Also taken by Nicéphore Niépce, who took the first photograph ever, the “View from the Window at Le Gras” captured a real scene. The device used was a camera obscura and took 8 hours to expose.
This is the first photograph that captured the image of a man, although the image is not clear, due to the long exposure required. The photograph was taken by Louis Daguerre, inventor of the Daguerreotype, a predecessor of photography.
The very first photograph that intentionally captured a human as its main subject. The photograph was taken by William Henry Fox Talbot who invented the negative/positive photographic process.
Capturing a tartan ribbon, this is the first actual color photograph taken by James Clerk Maxwell. The shot was taken three times – each time using a different color filter over the lens and then projected onto a screen using three projectors, aligning the three images.

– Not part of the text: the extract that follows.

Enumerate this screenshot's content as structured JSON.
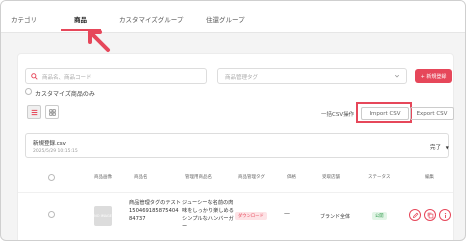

The original plates are preserved in Edinburgh, Maxwell’s birthplace.
The “Landscape of Southern France” photograph was taken by Louis Arthur Ducos du Hauron, inventor of the subtractive color method (cyan, magenta and yellow), who also worked with the additive technique (red, green and blue) to create color photography.
The first high speed series was created by Eadweard Muybridge using a series of trip wires to obtain the effect of motion pictures. He also invented the zoopraxiscope, a device that preceded the modern motion picture projector.
The Roundhay garden Scene is the first short motion picture or film directed by the French inventor Louis Le Prince. It was recorded at 12 frames per second and only lasts for 2.11 seconds, having however enough time to present the characters walking.
Kodak is the one to invent the 35 mm film that has been used to this day.
A computer pioneer at the National institute of Standards and Technology, Russell Kirsch, was the one who developed the digital system by which a camera could be connected to a computer. The first digital photo shows Kirsch’s three-month-old son and measured only 176*176 pixels.